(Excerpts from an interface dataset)
---+---

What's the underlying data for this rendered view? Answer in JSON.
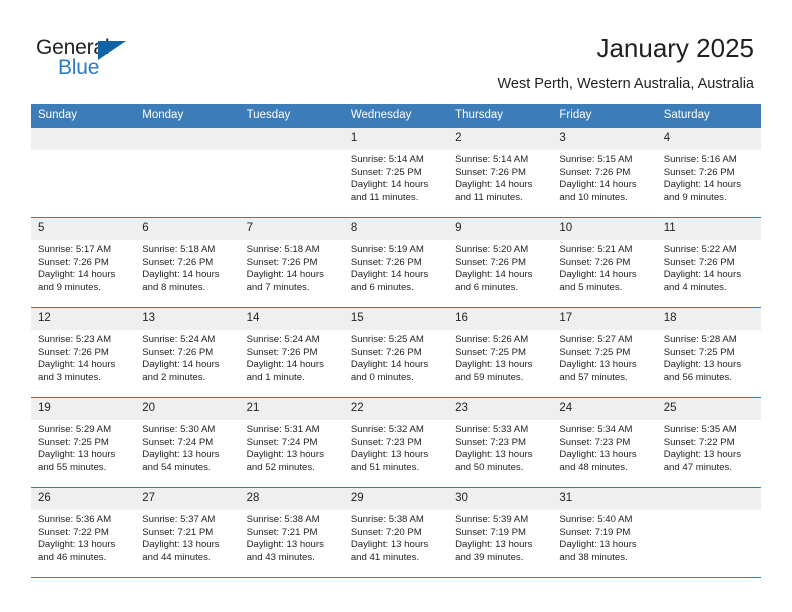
{
  "brand": {
    "name_part1": "General",
    "name_part2": "Blue",
    "triangle_color": "#1263a4",
    "blue_color": "#2b7cc4"
  },
  "header": {
    "title": "January 2025",
    "subtitle": "West Perth, Western Australia, Australia",
    "header_bg": "#3b7cb9"
  },
  "calendar": {
    "weekday_headers": [
      "Sunday",
      "Monday",
      "Tuesday",
      "Wednesday",
      "Thursday",
      "Friday",
      "Saturday"
    ],
    "weeks": [
      [
        {
          "day": "",
          "empty": true
        },
        {
          "day": "",
          "empty": true
        },
        {
          "day": "",
          "empty": true
        },
        {
          "day": "1",
          "sunrise": "Sunrise: 5:14 AM",
          "sunset": "Sunset: 7:25 PM",
          "daylight": "Daylight: 14 hours and 11 minutes."
        },
        {
          "day": "2",
          "sunrise": "Sunrise: 5:14 AM",
          "sunset": "Sunset: 7:26 PM",
          "daylight": "Daylight: 14 hours and 11 minutes."
        },
        {
          "day": "3",
          "sunrise": "Sunrise: 5:15 AM",
          "sunset": "Sunset: 7:26 PM",
          "daylight": "Daylight: 14 hours and 10 minutes."
        },
        {
          "day": "4",
          "sunrise": "Sunrise: 5:16 AM",
          "sunset": "Sunset: 7:26 PM",
          "daylight": "Daylight: 14 hours and 9 minutes."
        }
      ],
      [
        {
          "day": "5",
          "sunrise": "Sunrise: 5:17 AM",
          "sunset": "Sunset: 7:26 PM",
          "daylight": "Daylight: 14 hours and 9 minutes."
        },
        {
          "day": "6",
          "sunrise": "Sunrise: 5:18 AM",
          "sunset": "Sunset: 7:26 PM",
          "daylight": "Daylight: 14 hours and 8 minutes."
        },
        {
          "day": "7",
          "sunrise": "Sunrise: 5:18 AM",
          "sunset": "Sunset: 7:26 PM",
          "daylight": "Daylight: 14 hours and 7 minutes."
        },
        {
          "day": "8",
          "sunrise": "Sunrise: 5:19 AM",
          "sunset": "Sunset: 7:26 PM",
          "daylight": "Daylight: 14 hours and 6 minutes."
        },
        {
          "day": "9",
          "sunrise": "Sunrise: 5:20 AM",
          "sunset": "Sunset: 7:26 PM",
          "daylight": "Daylight: 14 hours and 6 minutes."
        },
        {
          "day": "10",
          "sunrise": "Sunrise: 5:21 AM",
          "sunset": "Sunset: 7:26 PM",
          "daylight": "Daylight: 14 hours and 5 minutes."
        },
        {
          "day": "11",
          "sunrise": "Sunrise: 5:22 AM",
          "sunset": "Sunset: 7:26 PM",
          "daylight": "Daylight: 14 hours and 4 minutes."
        }
      ],
      [
        {
          "day": "12",
          "sunrise": "Sunrise: 5:23 AM",
          "sunset": "Sunset: 7:26 PM",
          "daylight": "Daylight: 14 hours and 3 minutes."
        },
        {
          "day": "13",
          "sunrise": "Sunrise: 5:24 AM",
          "sunset": "Sunset: 7:26 PM",
          "daylight": "Daylight: 14 hours and 2 minutes."
        },
        {
          "day": "14",
          "sunrise": "Sunrise: 5:24 AM",
          "sunset": "Sunset: 7:26 PM",
          "daylight": "Daylight: 14 hours and 1 minute."
        },
        {
          "day": "15",
          "sunrise": "Sunrise: 5:25 AM",
          "sunset": "Sunset: 7:26 PM",
          "daylight": "Daylight: 14 hours and 0 minutes."
        },
        {
          "day": "16",
          "sunrise": "Sunrise: 5:26 AM",
          "sunset": "Sunset: 7:25 PM",
          "daylight": "Daylight: 13 hours and 59 minutes."
        },
        {
          "day": "17",
          "sunrise": "Sunrise: 5:27 AM",
          "sunset": "Sunset: 7:25 PM",
          "daylight": "Daylight: 13 hours and 57 minutes."
        },
        {
          "day": "18",
          "sunrise": "Sunrise: 5:28 AM",
          "sunset": "Sunset: 7:25 PM",
          "daylight": "Daylight: 13 hours and 56 minutes."
        }
      ],
      [
        {
          "day": "19",
          "sunrise": "Sunrise: 5:29 AM",
          "sunset": "Sunset: 7:25 PM",
          "daylight": "Daylight: 13 hours and 55 minutes."
        },
        {
          "day": "20",
          "sunrise": "Sunrise: 5:30 AM",
          "sunset": "Sunset: 7:24 PM",
          "daylight": "Daylight: 13 hours and 54 minutes."
        },
        {
          "day": "21",
          "sunrise": "Sunrise: 5:31 AM",
          "sunset": "Sunset: 7:24 PM",
          "daylight": "Daylight: 13 hours and 52 minutes."
        },
        {
          "day": "22",
          "sunrise": "Sunrise: 5:32 AM",
          "sunset": "Sunset: 7:23 PM",
          "daylight": "Daylight: 13 hours and 51 minutes."
        },
        {
          "day": "23",
          "sunrise": "Sunrise: 5:33 AM",
          "sunset": "Sunset: 7:23 PM",
          "daylight": "Daylight: 13 hours and 50 minutes."
        },
        {
          "day": "24",
          "sunrise": "Sunrise: 5:34 AM",
          "sunset": "Sunset: 7:23 PM",
          "daylight": "Daylight: 13 hours and 48 minutes."
        },
        {
          "day": "25",
          "sunrise": "Sunrise: 5:35 AM",
          "sunset": "Sunset: 7:22 PM",
          "daylight": "Daylight: 13 hours and 47 minutes."
        }
      ],
      [
        {
          "day": "26",
          "sunrise": "Sunrise: 5:36 AM",
          "sunset": "Sunset: 7:22 PM",
          "daylight": "Daylight: 13 hours and 46 minutes."
        },
        {
          "day": "27",
          "sunrise": "Sunrise: 5:37 AM",
          "sunset": "Sunset: 7:21 PM",
          "daylight": "Daylight: 13 hours and 44 minutes."
        },
        {
          "day": "28",
          "sunrise": "Sunrise: 5:38 AM",
          "sunset": "Sunset: 7:21 PM",
          "daylight": "Daylight: 13 hours and 43 minutes."
        },
        {
          "day": "29",
          "sunrise": "Sunrise: 5:38 AM",
          "sunset": "Sunset: 7:20 PM",
          "daylight": "Daylight: 13 hours and 41 minutes."
        },
        {
          "day": "30",
          "sunrise": "Sunrise: 5:39 AM",
          "sunset": "Sunset: 7:19 PM",
          "daylight": "Daylight: 13 hours and 39 minutes."
        },
        {
          "day": "31",
          "sunrise": "Sunrise: 5:40 AM",
          "sunset": "Sunset: 7:19 PM",
          "daylight": "Daylight: 13 hours and 38 minutes."
        },
        {
          "day": "",
          "empty": true
        }
      ]
    ]
  }
}
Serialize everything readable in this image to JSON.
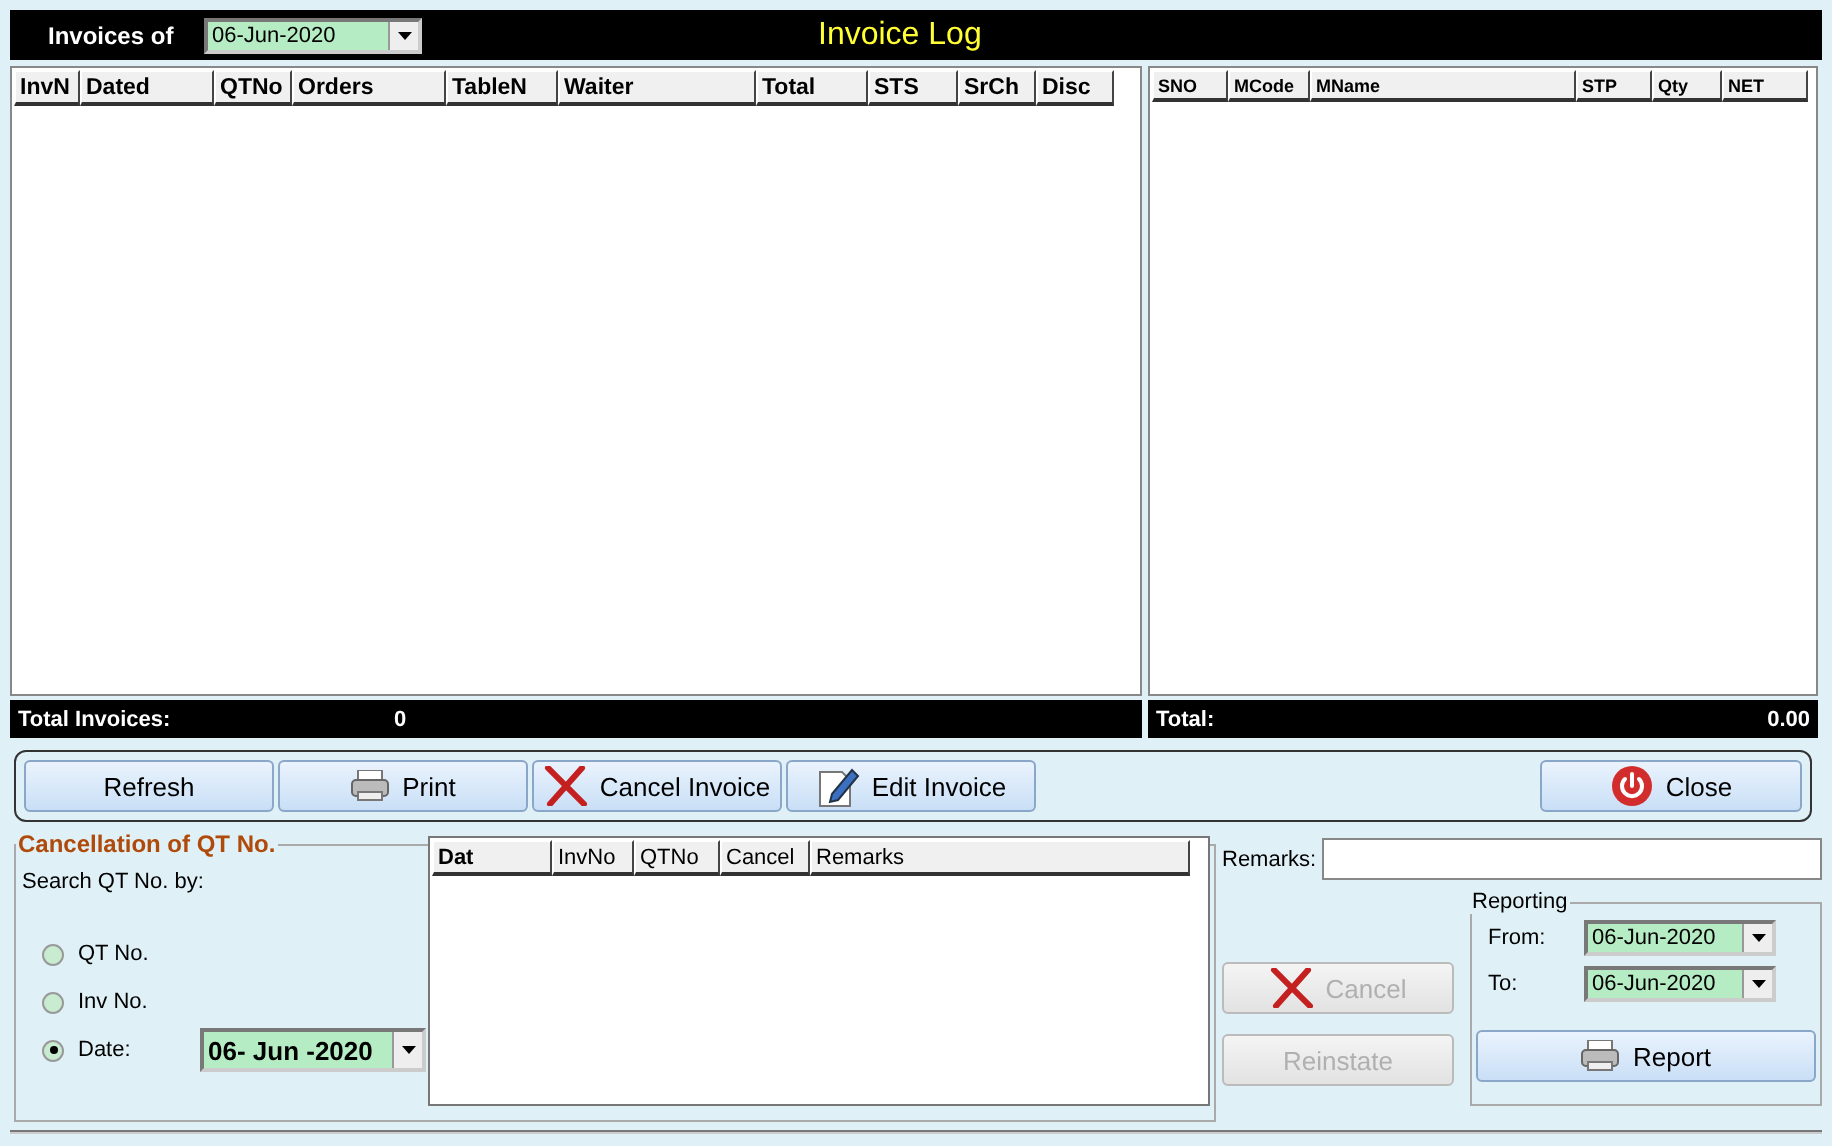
{
  "header": {
    "label": "Invoices of",
    "date": "06-Jun-2020",
    "title": "Invoice Log"
  },
  "invoices_table": {
    "columns": [
      "InvN",
      "Dated",
      "QTNo",
      "Orders",
      "TableN",
      "Waiter",
      "Total",
      "STS",
      "SrCh",
      "Disc"
    ]
  },
  "items_table": {
    "columns": [
      "SNO",
      "MCode",
      "MName",
      "STP",
      "Qty",
      "NET"
    ]
  },
  "totals": {
    "invoices_label": "Total Invoices:",
    "invoices_count": "0",
    "total_label": "Total:",
    "total_value": "0.00"
  },
  "toolbar": {
    "buttons": [
      {
        "label": "Refresh",
        "kind": "plain"
      },
      {
        "label": "Print",
        "kind": "print"
      },
      {
        "label": "Cancel Invoice",
        "kind": "cancel"
      },
      {
        "label": "Edit Invoice",
        "kind": "edit"
      }
    ],
    "close": {
      "label": "Close"
    }
  },
  "cancellation": {
    "title": "Cancellation of QT No.",
    "search_label": "Search QT No. by:",
    "options": [
      {
        "label": "QT No.",
        "selected": false
      },
      {
        "label": "Inv No.",
        "selected": false
      },
      {
        "label": "Date:",
        "selected": true
      }
    ],
    "date": "06- Jun -2020",
    "columns": [
      "Dat",
      "InvNo",
      "QTNo",
      "Cancel",
      "Remarks"
    ],
    "remarks_label": "Remarks:",
    "actions": [
      {
        "label": "Cancel",
        "kind": "cancel",
        "disabled": true
      },
      {
        "label": "Reinstate",
        "kind": "plain",
        "disabled": true
      }
    ],
    "reporting": {
      "title": "Reporting",
      "from_label": "From:",
      "from": "06-Jun-2020",
      "to_label": "To:",
      "to": "06-Jun-2020",
      "button": "Report"
    }
  }
}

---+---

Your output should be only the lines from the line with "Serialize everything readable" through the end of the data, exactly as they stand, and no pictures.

### Expected output
Serialize everything readable in this image to JSON.
{
  "header": {
    "label": "Invoices of",
    "date": "06-Jun-2020",
    "title": "Invoice Log"
  },
  "invoices_table": {
    "columns": [
      "InvN",
      "Dated",
      "QTNo",
      "Orders",
      "TableN",
      "Waiter",
      "Total",
      "STS",
      "SrCh",
      "Disc"
    ]
  },
  "items_table": {
    "columns": [
      "SNO",
      "MCode",
      "MName",
      "STP",
      "Qty",
      "NET"
    ]
  },
  "totals": {
    "invoices_label": "Total Invoices:",
    "invoices_count": "0",
    "total_label": "Total:",
    "total_value": "0.00"
  },
  "toolbar": {
    "buttons": [
      {
        "label": "Refresh",
        "kind": "plain"
      },
      {
        "label": "Print",
        "kind": "print"
      },
      {
        "label": "Cancel Invoice",
        "kind": "cancel"
      },
      {
        "label": "Edit Invoice",
        "kind": "edit"
      }
    ],
    "close": {
      "label": "Close"
    }
  },
  "cancellation": {
    "title": "Cancellation of QT No.",
    "search_label": "Search QT No. by:",
    "options": [
      {
        "label": "QT No.",
        "selected": false
      },
      {
        "label": "Inv No.",
        "selected": false
      },
      {
        "label": "Date:",
        "selected": true
      }
    ],
    "date": "06- Jun -2020",
    "columns": [
      "Dat",
      "InvNo",
      "QTNo",
      "Cancel",
      "Remarks"
    ],
    "remarks_label": "Remarks:",
    "actions": [
      {
        "label": "Cancel",
        "kind": "cancel",
        "disabled": true
      },
      {
        "label": "Reinstate",
        "kind": "plain",
        "disabled": true
      }
    ],
    "reporting": {
      "title": "Reporting",
      "from_label": "From:",
      "from": "06-Jun-2020",
      "to_label": "To:",
      "to": "06-Jun-2020",
      "button": "Report"
    }
  }
}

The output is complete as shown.